On the plus side, a fashion blog can be a complement to your existing job, said Angie Wojak, director of career services at the School of Visual Arts.

“You can start a blog on your own while looking for job, and it doesn’t take a big outlay of cash,” Wojak said.

Photo stylists work with photographers to scout shoot locations, get clothing to shoots, buy furniture and accessories and generally make sure the photo shoot goes as planned. It requires a good sense of fashion, an understanding of fashion history, and the smarts to know where to source your products, according to Sara Petitt, coordinator of the fabric styling program at the Fashion Institute of Technology, in New York.

Successful photo stylists can come from any background. They usually make their mark by doing a good job and gaining business through word of mouth. Photo stylists can be paid hourly or by the project.

Do you love to talk your favorite designer brands up to friends and family? Are you always searching for the latest fashion news and sample sales? If so, you might consider starting your own fashion public relations business. Fashion PR is a difficult field to break into, but with the right skill set and connections, you can help designers and other fashion businesses get noticed by the media and fashionistas.

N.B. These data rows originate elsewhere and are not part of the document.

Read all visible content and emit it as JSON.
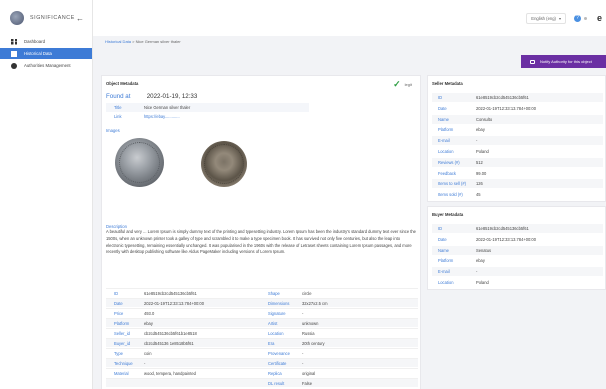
{
  "sidebar": {
    "logo_text": "SIGNIFICANCE",
    "items": [
      {
        "label": "Dashboard"
      },
      {
        "label": "Historical Data"
      },
      {
        "label": "Authorities Management"
      }
    ]
  },
  "topbar": {
    "language": "English (eng)",
    "avatar_letter": "e"
  },
  "breadcrumb": {
    "parent": "Historical Data",
    "separator": " > ",
    "current": "Nice German silver thaler"
  },
  "notify_button": {
    "label": "Notify Authority for this object"
  },
  "object_card": {
    "title": "Object Metadata",
    "legit_label": "legit",
    "found_label": "Found at",
    "found_value": "2022-01-19, 12:33",
    "title_label": "Title",
    "title_value": "Nice German silver thaler",
    "link_label": "Link",
    "link_value": "https://ebay.............",
    "images_label": "Images",
    "description_label": "Description",
    "description": "A beautiful and very ... Lorem Ipsum is simply dummy text of the printing and typesetting industry. Lorem Ipsum has been the industry's standard dummy text ever since the 1500s, when an unknown printer took a galley of type and scrambled it to make a type specimen book. It has survived not only five centuries, but also the leap into electronic typesetting, remaining essentially unchanged. It was popularised in the 1960s with the release of Letraset sheets containing Lorem Ipsum passages, and more recently with desktop publishing software like Aldus PageMaker including versions of Lorem Ipsum.",
    "details": [
      {
        "k1": "ID",
        "v1": "61e8519cb2cd545136cb5f61",
        "k2": "Shape",
        "v2": "circle"
      },
      {
        "k1": "Date",
        "v1": "2022-01-19T12:33:13.784+00:00",
        "k2": "Dimensions",
        "v2": "32x27x2.5 cm"
      },
      {
        "k1": "Price",
        "v1": "493.0",
        "k2": "Signature",
        "v2": "-"
      },
      {
        "k1": "Platform",
        "v1": "ebay",
        "k2": "Artist",
        "v2": "unknown"
      },
      {
        "k1": "Seller_id",
        "v1": "cb2cd545136cb5f61b1e8518",
        "k2": "Location",
        "v2": "Russia"
      },
      {
        "k1": "Buyer_id",
        "v1": "cb2cd545136 1e8518b5f61",
        "k2": "Era",
        "v2": "20th century"
      },
      {
        "k1": "Type",
        "v1": "coin",
        "k2": "Provenance",
        "v2": "-"
      },
      {
        "k1": "Technique",
        "v1": "-",
        "k2": "Certificate",
        "v2": "-"
      },
      {
        "k1": "Material",
        "v1": "wood, tempera, handpainted",
        "k2": "Replica",
        "v2": "original"
      },
      {
        "k1": "",
        "v1": "",
        "k2": "DL result",
        "v2": "False"
      }
    ]
  },
  "seller_card": {
    "title": "Seller Metadata",
    "rows": [
      {
        "k": "ID",
        "v": "61e8519cb2cd545136cb5f61"
      },
      {
        "k": "Date",
        "v": "2022-01-19T12:33:13.784+00:00"
      },
      {
        "k": "Name",
        "v": "Consulto"
      },
      {
        "k": "Platform",
        "v": "ebay"
      },
      {
        "k": "E-mail",
        "v": "-"
      },
      {
        "k": "Location",
        "v": "Poland"
      },
      {
        "k": "Reviews (#)",
        "v": "512"
      },
      {
        "k": "Feedback",
        "v": "99.00"
      },
      {
        "k": "Items to sell (#)",
        "v": "126"
      },
      {
        "k": "Items sold (#)",
        "v": "45"
      }
    ]
  },
  "buyer_card": {
    "title": "Buyer Metadata",
    "rows": [
      {
        "k": "ID",
        "v": "61e8519cb2cd545136cb5f61"
      },
      {
        "k": "Date",
        "v": "2022-01-19T12:33:13.784+00:00"
      },
      {
        "k": "Name",
        "v": "Senatus"
      },
      {
        "k": "Platform",
        "v": "ebay"
      },
      {
        "k": "E-mail",
        "v": "-"
      },
      {
        "k": "Location",
        "v": "Poland"
      }
    ]
  },
  "colors": {
    "accent": "#3d7bd6",
    "notify": "#6b2fa3",
    "legit": "#2e9e44"
  }
}
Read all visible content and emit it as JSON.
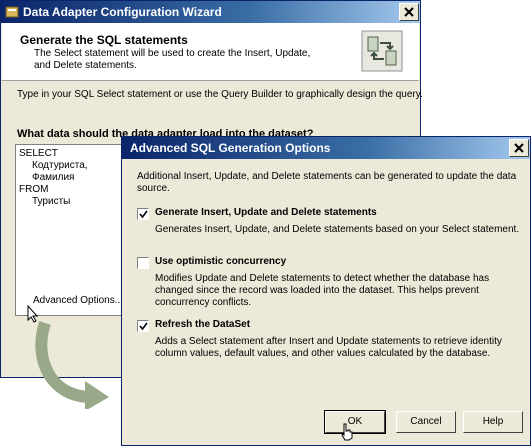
{
  "wizard": {
    "title": "Data Adapter Configuration Wizard",
    "header_title": "Generate the SQL statements",
    "header_desc": "The Select statement will be used to create the Insert, Update, and Delete statements.",
    "instructions": "Type in your SQL Select statement or use the Query Builder to graphically design the query.",
    "question": "What data should the data adapter load into the dataset?",
    "sql_lines": [
      "SELECT",
      "Кодтуриста,",
      "Фамилия",
      "FROM",
      "Туристы"
    ],
    "advanced_options_label": "Advanced Options..."
  },
  "dialog": {
    "title": "Advanced SQL Generation Options",
    "intro": "Additional Insert, Update, and Delete statements can be generated to update the data source.",
    "options": [
      {
        "label": "Generate Insert, Update and Delete statements",
        "checked": true,
        "description": "Generates Insert, Update, and Delete statements based on your Select statement."
      },
      {
        "label": "Use optimistic concurrency",
        "checked": false,
        "description": "Modifies Update and Delete statements to detect whether the database has changed since the record was loaded into the dataset. This helps prevent concurrency conflicts."
      },
      {
        "label": "Refresh the DataSet",
        "checked": true,
        "description": "Adds a Select statement after Insert and Update statements to retrieve identity column values, default values, and other values calculated by the database."
      }
    ],
    "buttons": {
      "ok": "OK",
      "cancel": "Cancel",
      "help": "Help"
    }
  },
  "colors": {
    "titlebar": "#0a246a",
    "window_bg": "#ece9d8",
    "arrow": "#9aa88a"
  }
}
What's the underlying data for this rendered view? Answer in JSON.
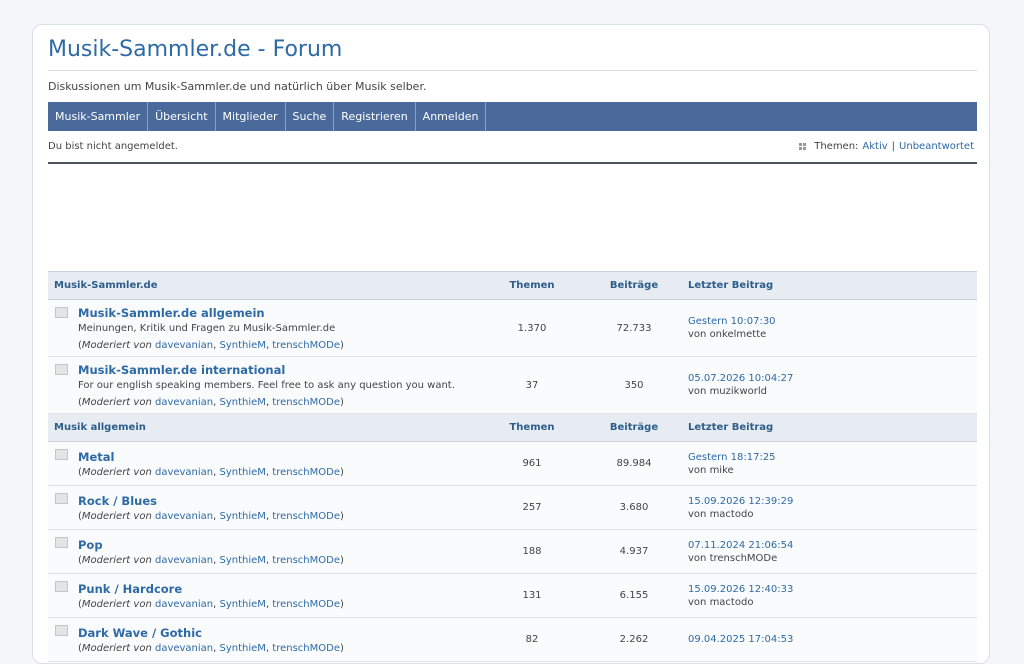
{
  "header": {
    "title": "Musik-Sammler.de - Forum",
    "description": "Diskussionen um Musik-Sammler.de und natürlich über Musik selber."
  },
  "nav": [
    "Musik-Sammler",
    "Übersicht",
    "Mitglieder",
    "Suche",
    "Registrieren",
    "Anmelden"
  ],
  "status": {
    "text": "Du bist nicht angemeldet.",
    "topics_label": "Themen:",
    "active": "Aktiv",
    "separator": "|",
    "unanswered": "Unbeantwortet"
  },
  "moderators_label": "Moderiert von",
  "moderators": [
    "davevanian",
    "SynthieM",
    "trenschMODe"
  ],
  "author_prefix": "von",
  "categories": [
    {
      "name": "Musik-Sammler.de",
      "col_topics": "Themen",
      "col_posts": "Beiträge",
      "col_last": "Letzter Beitrag",
      "forums": [
        {
          "name": "Musik-Sammler.de allgemein",
          "desc": "Meinungen, Kritik und Fragen zu Musik-Sammler.de",
          "topics": "1.370",
          "posts": "72.733",
          "last_date": "Gestern 10:07:30",
          "last_by": "onkelmette"
        },
        {
          "name": "Musik-Sammler.de international",
          "desc": "For our english speaking members. Feel free to ask any question you want.",
          "topics": "37",
          "posts": "350",
          "last_date": "05.07.2026 10:04:27",
          "last_by": "muzikworld"
        }
      ]
    },
    {
      "name": "Musik allgemein",
      "col_topics": "Themen",
      "col_posts": "Beiträge",
      "col_last": "Letzter Beitrag",
      "forums": [
        {
          "name": "Metal",
          "desc": "",
          "topics": "961",
          "posts": "89.984",
          "last_date": "Gestern 18:17:25",
          "last_by": "mike"
        },
        {
          "name": "Rock / Blues",
          "desc": "",
          "topics": "257",
          "posts": "3.680",
          "last_date": "15.09.2026 12:39:29",
          "last_by": "mactodo"
        },
        {
          "name": "Pop",
          "desc": "",
          "topics": "188",
          "posts": "4.937",
          "last_date": "07.11.2024 21:06:54",
          "last_by": "trenschMODe"
        },
        {
          "name": "Punk / Hardcore",
          "desc": "",
          "topics": "131",
          "posts": "6.155",
          "last_date": "15.09.2026 12:40:33",
          "last_by": "mactodo"
        },
        {
          "name": "Dark Wave / Gothic",
          "desc": "",
          "topics": "82",
          "posts": "2.262",
          "last_date": "09.04.2025 17:04:53",
          "last_by": ""
        }
      ]
    }
  ]
}
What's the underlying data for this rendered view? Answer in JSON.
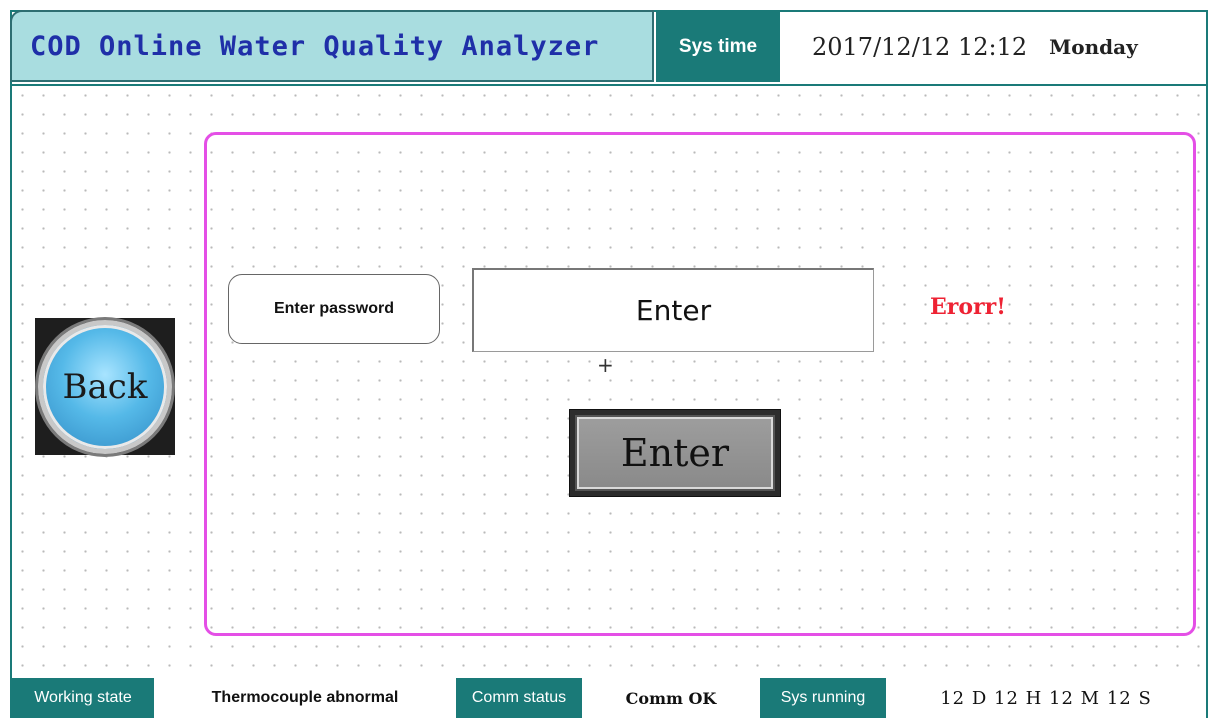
{
  "header": {
    "title": "COD Online Water Quality Analyzer",
    "sys_time_label": "Sys time",
    "sys_time_date": "2017/12/12 12:12",
    "sys_time_day": "Monday"
  },
  "main": {
    "back_label": "Back",
    "password_label": "Enter password",
    "password_input_value": "Enter",
    "cursor_glyph": "+",
    "error_text": "Erorr!",
    "enter_button_label": "Enter"
  },
  "footer": {
    "working_state_label": "Working state",
    "working_state_value": "Thermocouple abnormal",
    "comm_status_label": "Comm status",
    "comm_status_value": "Comm OK",
    "sys_running_label": "Sys running",
    "sys_running_value": "12 D 12 H 12 M 12 S"
  },
  "colors": {
    "teal": "#1a7a78",
    "title_bg": "#a9dde0",
    "title_text": "#1f2fa8",
    "panel_border": "#e44fe6",
    "error": "#ee2233"
  }
}
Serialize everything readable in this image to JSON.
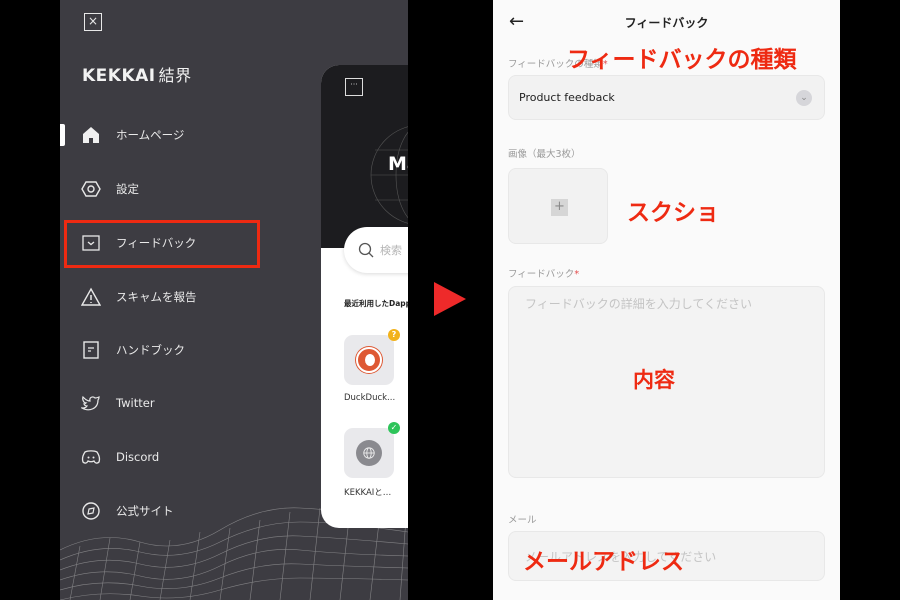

In an article on PR Couture, entrepreneur Jonathan Leger writes that there are several key components to success as a fashion PR professional. You must first be able to create a strong brand for your clients to differentiate them from other designers. You must also know how to work with fashion editors to get magazine placements, and with models and celebrities to get your clients’ work in the public eye. You should also have a keen understanding of media trends and be able to prove the value of your work.